The migration of HPC parallel applications to cloud environments comes with several advantages, but due to the complex interaction between the parallel applications and the virtual layer, many applications may suffer performance inefficiencies when they scale. This problem is particularly serious when the application is executed many times over a long period of time. 

To achieve an efficient use of these virtual systems using a large number of cores, a point to consider before executing an application is to know its performance behavior in the system. It is important to know this information since the ideal number of processes and resources required to run the application may vary from one system to another, due to hardware virtualization architecture differences. Moreover, it is known that using more resources does not always imply a higher performance. The lack of this information may produce an inefficient use of the cores, causing problems such as not achieving the expected speedup, and increased energy and economic costs.
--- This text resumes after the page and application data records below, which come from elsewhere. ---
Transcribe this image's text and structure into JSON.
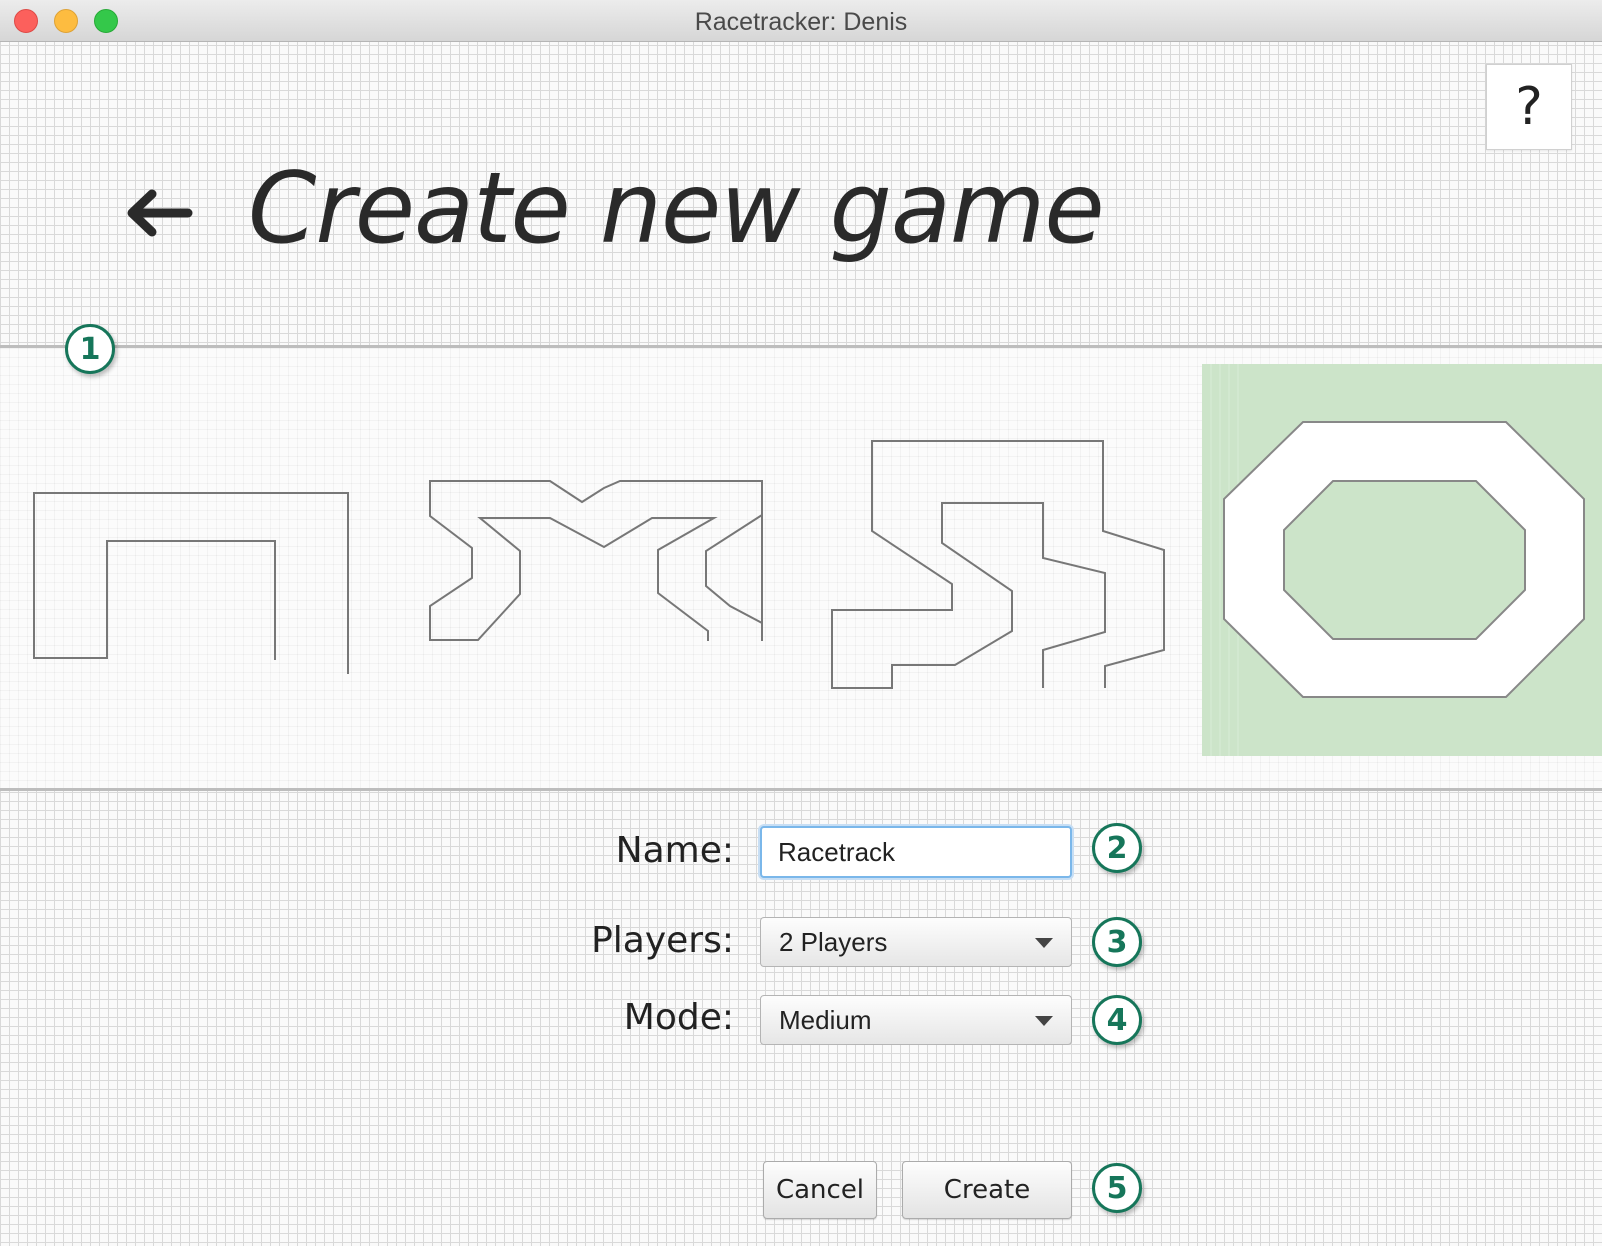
{
  "window": {
    "title": "Racetracker: Denis"
  },
  "header": {
    "title": "Create new game",
    "help_label": "?"
  },
  "tracks": {
    "count": 4,
    "selected_index": 3,
    "selected_color": "#cce4c9"
  },
  "badges": [
    "1",
    "2",
    "3",
    "4",
    "5"
  ],
  "form": {
    "name_label": "Name:",
    "name_value": "Racetrack",
    "players_label": "Players:",
    "players_value": "2 Players",
    "mode_label": "Mode:",
    "mode_value": "Medium"
  },
  "buttons": {
    "cancel": "Cancel",
    "create": "Create"
  },
  "colors": {
    "badge": "#16765a",
    "input_focus": "#7ab7ea",
    "grid": "#d9d9d9"
  }
}
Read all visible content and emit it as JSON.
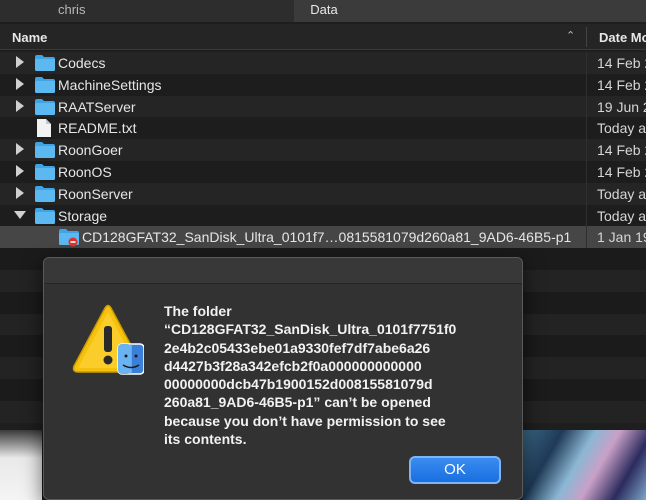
{
  "tabs": [
    {
      "label": "chris"
    },
    {
      "label": "Data"
    }
  ],
  "columns": {
    "name": "Name",
    "date": "Date Mo"
  },
  "rows": [
    {
      "label": "Codecs",
      "date": "14 Feb 2",
      "type": "folder",
      "expanded": false
    },
    {
      "label": "MachineSettings",
      "date": "14 Feb 2",
      "type": "folder",
      "expanded": false
    },
    {
      "label": "RAATServer",
      "date": "19 Jun 2",
      "type": "folder",
      "expanded": false
    },
    {
      "label": "README.txt",
      "date": "Today a",
      "type": "file"
    },
    {
      "label": "RoonGoer",
      "date": "14 Feb 2",
      "type": "folder",
      "expanded": false
    },
    {
      "label": "RoonOS",
      "date": "14 Feb 2",
      "type": "folder",
      "expanded": false
    },
    {
      "label": "RoonServer",
      "date": "Today a",
      "type": "folder",
      "expanded": false
    },
    {
      "label": "Storage",
      "date": "Today a",
      "type": "folder",
      "expanded": true
    },
    {
      "label": "CD128GFAT32_SanDisk_Ultra_0101f7…0815581079d260a81_9AD6-46B5-p1",
      "date": "1 Jan 19",
      "type": "restricted-folder"
    }
  ],
  "dialog": {
    "message_lines": [
      "The folder",
      "“CD128GFAT32_SanDisk_Ultra_0101f7751f0",
      "2e4b2c05433ebe01a9330fef7df7abe6a26",
      "d4427b3f28a342efcb2f0a000000000000",
      "00000000dcb47b1900152d00815581079d",
      "260a81_9AD6-46B5-p1” can’t be opened",
      "because you don’t have permission to see",
      "its contents."
    ],
    "ok_label": "OK"
  },
  "colors": {
    "accent": "#1a6fe0",
    "folder": "#3ea4e6",
    "warning": "#f4c20d"
  }
}
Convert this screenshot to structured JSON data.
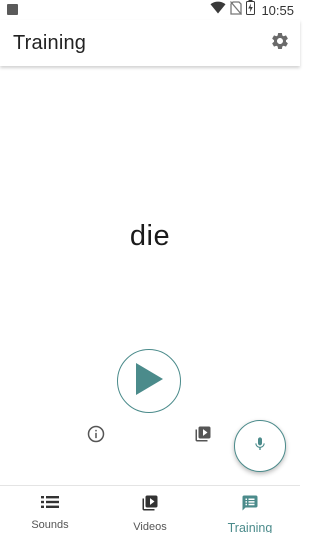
{
  "status_bar": {
    "time": "10:55",
    "icons": [
      "notification-square-icon",
      "wifi-icon",
      "no-sim-icon",
      "battery-charging-icon"
    ]
  },
  "app_bar": {
    "title": "Training",
    "settings_icon": "gear-icon"
  },
  "main": {
    "word": "die",
    "play_icon": "play-icon",
    "info_icon": "info-icon",
    "video_icon": "video-library-icon",
    "mic_icon": "mic-icon"
  },
  "bottom_nav": {
    "items": [
      {
        "label": "Sounds",
        "icon": "list-icon",
        "active": false
      },
      {
        "label": "Videos",
        "icon": "video-library-icon",
        "active": false
      },
      {
        "label": "Training",
        "icon": "chat-list-icon",
        "active": true
      }
    ]
  },
  "colors": {
    "accent": "#4b8b8b",
    "text": "#222222",
    "icon_gray": "#5a5a5a"
  }
}
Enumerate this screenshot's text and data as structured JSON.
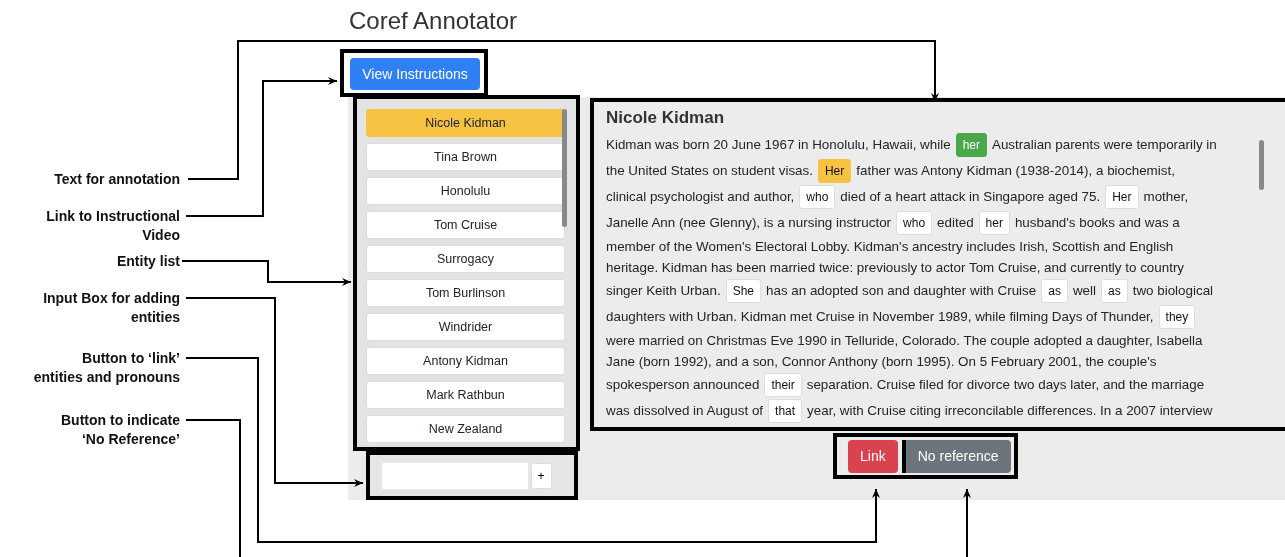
{
  "title": "Coref Annotator",
  "instructions_button": "View Instructions",
  "entities": [
    {
      "name": "Nicole Kidman",
      "selected": true
    },
    {
      "name": "Tina Brown",
      "selected": false
    },
    {
      "name": "Honolulu",
      "selected": false
    },
    {
      "name": "Tom Cruise",
      "selected": false
    },
    {
      "name": "Surrogacy",
      "selected": false
    },
    {
      "name": "Tom Burlinson",
      "selected": false
    },
    {
      "name": "Windrider",
      "selected": false
    },
    {
      "name": "Antony Kidman",
      "selected": false
    },
    {
      "name": "Mark Rathbun",
      "selected": false
    },
    {
      "name": "New Zealand",
      "selected": false
    }
  ],
  "add_entity": {
    "button": "+"
  },
  "passage": {
    "heading": "Nicole Kidman",
    "lines": [
      [
        {
          "kind": "text",
          "text": "Kidman was born 20 June 1967 in Honolulu, Hawaii, while"
        },
        {
          "kind": "token",
          "text": "her",
          "linked": true,
          "selected": false
        },
        {
          "kind": "text",
          "text": "Australian parents were temporarily in"
        }
      ],
      [
        {
          "kind": "text",
          "text": "the United States on student visas."
        },
        {
          "kind": "token",
          "text": "Her",
          "linked": false,
          "selected": true
        },
        {
          "kind": "text",
          "text": "father was Antony Kidman (1938-2014), a biochemist,"
        }
      ],
      [
        {
          "kind": "text",
          "text": "clinical psychologist and author,"
        },
        {
          "kind": "token",
          "text": "who",
          "linked": false,
          "selected": false
        },
        {
          "kind": "text",
          "text": "died of a heart attack in Singapore aged 75."
        },
        {
          "kind": "token",
          "text": "Her",
          "linked": false,
          "selected": false
        },
        {
          "kind": "text",
          "text": "mother,"
        }
      ],
      [
        {
          "kind": "text",
          "text": "Janelle Ann (nee Glenny), is a nursing instructor"
        },
        {
          "kind": "token",
          "text": "who",
          "linked": false,
          "selected": false
        },
        {
          "kind": "text",
          "text": "edited"
        },
        {
          "kind": "token",
          "text": "her",
          "linked": false,
          "selected": false
        },
        {
          "kind": "text",
          "text": "husband's books and was a"
        }
      ],
      [
        {
          "kind": "text",
          "text": "member of the Women's Electoral Lobby. Kidman's ancestry includes Irish, Scottish and English"
        }
      ],
      [
        {
          "kind": "text",
          "text": "heritage. Kidman has been married twice: previously to actor Tom Cruise, and currently to country"
        }
      ],
      [
        {
          "kind": "text",
          "text": "singer Keith Urban."
        },
        {
          "kind": "token",
          "text": "She",
          "linked": false,
          "selected": false
        },
        {
          "kind": "text",
          "text": "has an adopted son and daughter with Cruise"
        },
        {
          "kind": "token",
          "text": "as",
          "linked": false,
          "selected": false
        },
        {
          "kind": "text",
          "text": "well"
        },
        {
          "kind": "token",
          "text": "as",
          "linked": false,
          "selected": false
        },
        {
          "kind": "text",
          "text": "two biological"
        }
      ],
      [
        {
          "kind": "text",
          "text": "daughters with Urban. Kidman met Cruise in November 1989, while filming Days of Thunder,"
        },
        {
          "kind": "token",
          "text": "they",
          "linked": false,
          "selected": false
        }
      ],
      [
        {
          "kind": "text",
          "text": "were married on Christmas Eve 1990 in Telluride, Colorado. The couple adopted a daughter, Isabella"
        }
      ],
      [
        {
          "kind": "text",
          "text": "Jane (born 1992), and a son, Connor Anthony (born 1995). On 5 February 2001, the couple's"
        }
      ],
      [
        {
          "kind": "text",
          "text": "spokesperson announced"
        },
        {
          "kind": "token",
          "text": "their",
          "linked": false,
          "selected": false
        },
        {
          "kind": "text",
          "text": "separation. Cruise filed for divorce two days later, and the marriage"
        }
      ],
      [
        {
          "kind": "text",
          "text": "was dissolved in August of"
        },
        {
          "kind": "token",
          "text": "that",
          "linked": false,
          "selected": false
        },
        {
          "kind": "text",
          "text": "year, with Cruise citing irreconcilable differences. In a 2007 interview"
        }
      ]
    ]
  },
  "actions": [
    {
      "kind": "link",
      "label": "Link"
    },
    {
      "kind": "no_reference",
      "label": "No reference"
    }
  ],
  "callouts": [
    {
      "lines": [
        "Text for annotation"
      ]
    },
    {
      "lines": [
        "Link to Instructional",
        "Video"
      ]
    },
    {
      "lines": [
        "Entity list"
      ]
    },
    {
      "lines": [
        "Input Box for adding",
        "entities"
      ]
    },
    {
      "lines": [
        "Button to ‘link’",
        "entities and pronouns"
      ]
    },
    {
      "lines": [
        "Button to indicate",
        "‘No Reference’"
      ]
    }
  ]
}
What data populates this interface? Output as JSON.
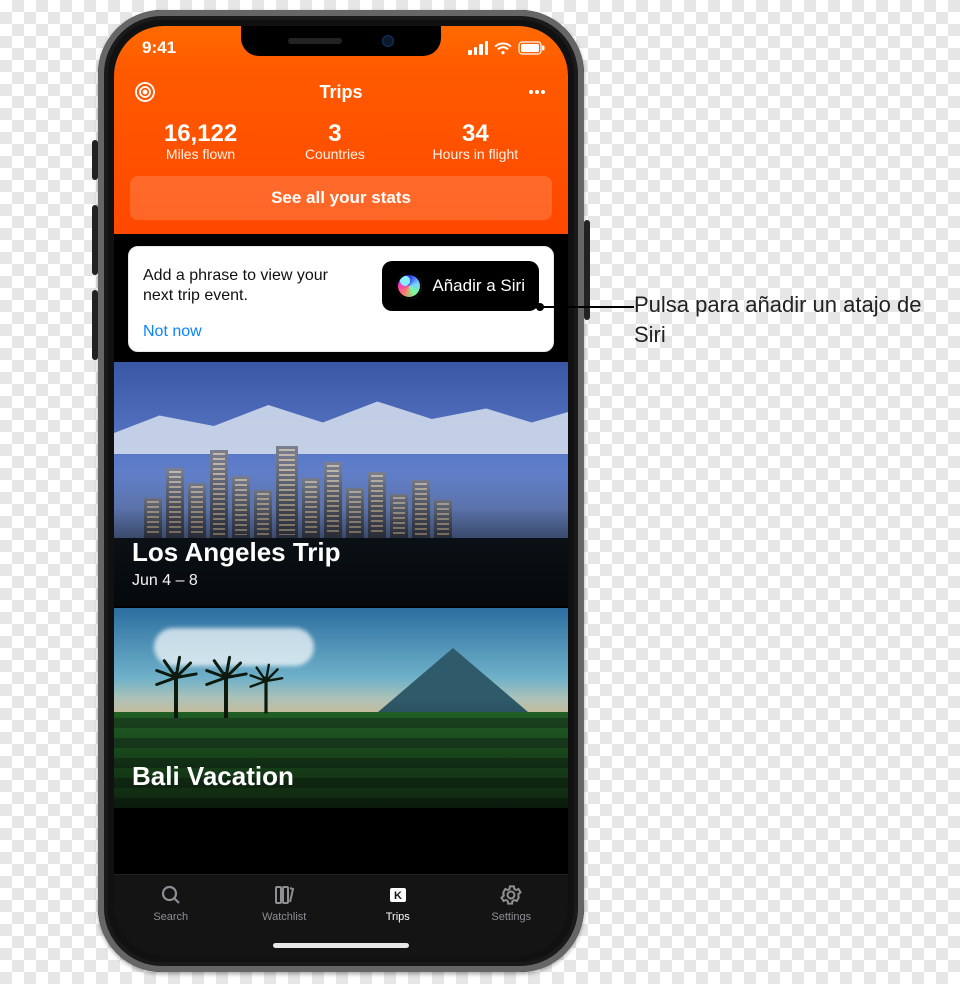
{
  "status": {
    "time": "9:41"
  },
  "nav": {
    "title": "Trips"
  },
  "stats": {
    "items": [
      {
        "value": "16,122",
        "label": "Miles flown"
      },
      {
        "value": "3",
        "label": "Countries"
      },
      {
        "value": "34",
        "label": "Hours in flight"
      }
    ],
    "see_all": "See all your stats"
  },
  "siri": {
    "prompt": "Add a phrase to view your next trip event.",
    "button": "Añadir a Siri",
    "not_now": "Not now"
  },
  "trips": [
    {
      "title": "Los Angeles Trip",
      "subtitle": "Jun 4 – 8"
    },
    {
      "title": "Bali Vacation",
      "subtitle": ""
    }
  ],
  "tabs": [
    {
      "label": "Search"
    },
    {
      "label": "Watchlist"
    },
    {
      "label": "Trips"
    },
    {
      "label": "Settings"
    }
  ],
  "callout": "Pulsa para añadir un atajo de Siri"
}
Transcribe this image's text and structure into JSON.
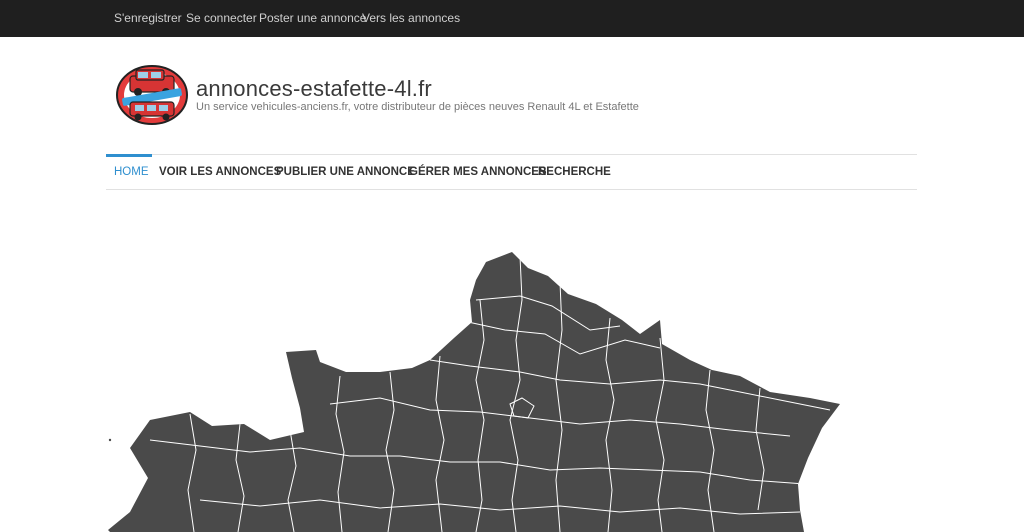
{
  "topbar": {
    "links": [
      {
        "label": "S'enregistrer"
      },
      {
        "label": "Se connecter"
      },
      {
        "label": "Poster une annonce"
      },
      {
        "label": "Vers les annonces"
      }
    ]
  },
  "header": {
    "title": "annonces-estafette-4l.fr",
    "tagline": "Un service vehicules-anciens.fr, votre distributeur de pièces neuves Renault 4L et Estafette",
    "logo_icon": "car-logo-icon"
  },
  "nav": {
    "items": [
      {
        "label": "Home",
        "active": true
      },
      {
        "label": "Voir les annonces"
      },
      {
        "label": "Publier une annonce"
      },
      {
        "label": "Gérer mes annonces"
      },
      {
        "label": "Recherche"
      }
    ]
  },
  "map": {
    "fill_color": "#4a4a4a",
    "border_color": "#ffffff",
    "icon": "france-regions-map"
  },
  "colors": {
    "topbar_bg": "#1f1f1f",
    "accent": "#2f8fcf"
  }
}
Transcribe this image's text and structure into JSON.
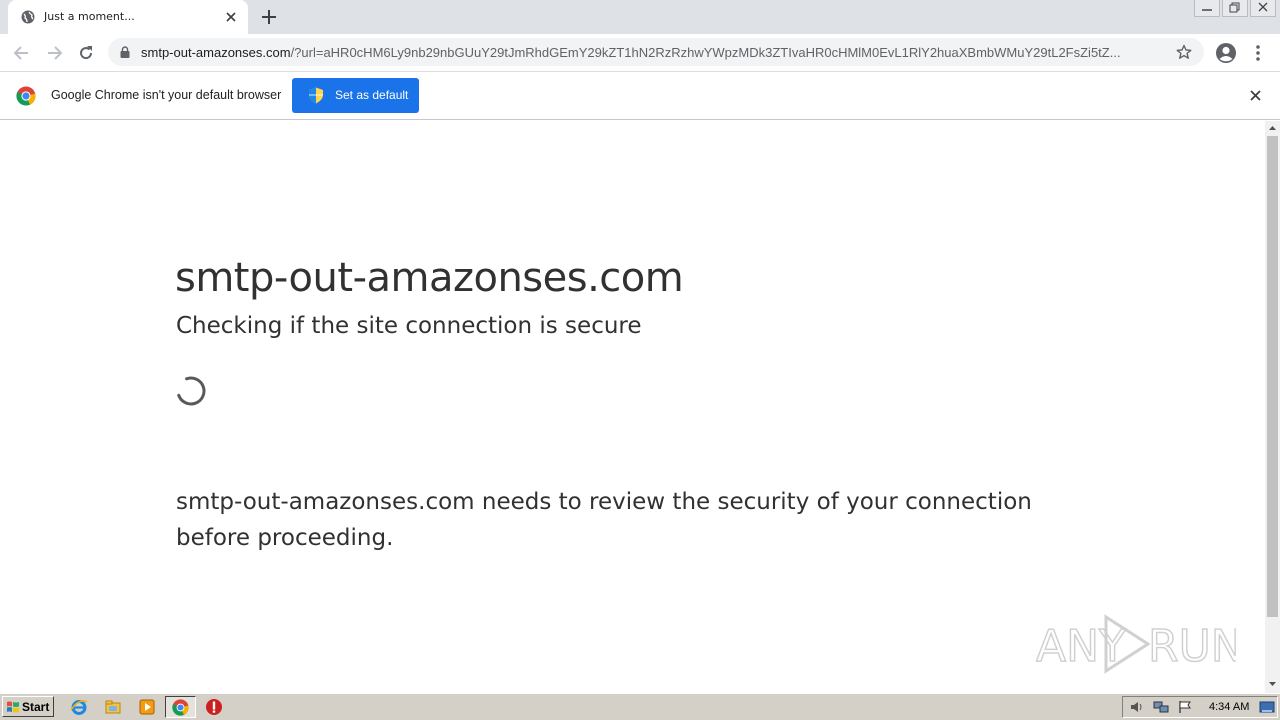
{
  "browser": {
    "tab": {
      "title": "Just a moment..."
    },
    "url": {
      "host": "smtp-out-amazonses.com",
      "path": "/?url=aHR0cHM6Ly9nb29nbGUuY29tJmRhdGEmY29kZT1hN2RzRzhwYWpzMDk3ZTIvaHR0cHMlM0EvL1RlY2huaXBmbWMuY29tL2FsZi5tZ..."
    },
    "infobar": {
      "message": "Google Chrome isn't your default browser",
      "button_label": "Set as default"
    }
  },
  "page": {
    "heading": "smtp-out-amazonses.com",
    "subheading": "Checking if the site connection is secure",
    "paragraph": "smtp-out-amazonses.com needs to review the security of your connection before proceeding."
  },
  "watermark": {
    "text": "ANY RUN"
  },
  "taskbar": {
    "start_label": "Start",
    "clock": "4:34 AM",
    "icons": [
      "ie-icon",
      "explorer-icon",
      "media-player-icon",
      "chrome-icon",
      "stop-icon"
    ]
  },
  "colors": {
    "accent": "#1a73e8",
    "tabstrip": "#dee1e6",
    "text": "#313131"
  }
}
In this research line we study different approaches to make novel methodologies and automatic performance analysis tools, to analyze and predict the application behaviour in a specific cloud platform. By this way, users have valuable information to execute the parallel application on a target virtual cloud architecture in an efficient way (i.e selecting the righ number of cloud resources, tuning the virtual parameters, etc). Moreover, the developed tools provide information to detect possible inefficiences which become potential bottlenecks in the specific System.

 

 Dr Josep Jorba

 

Dr Javier Panadero

 WINE

 

ICSO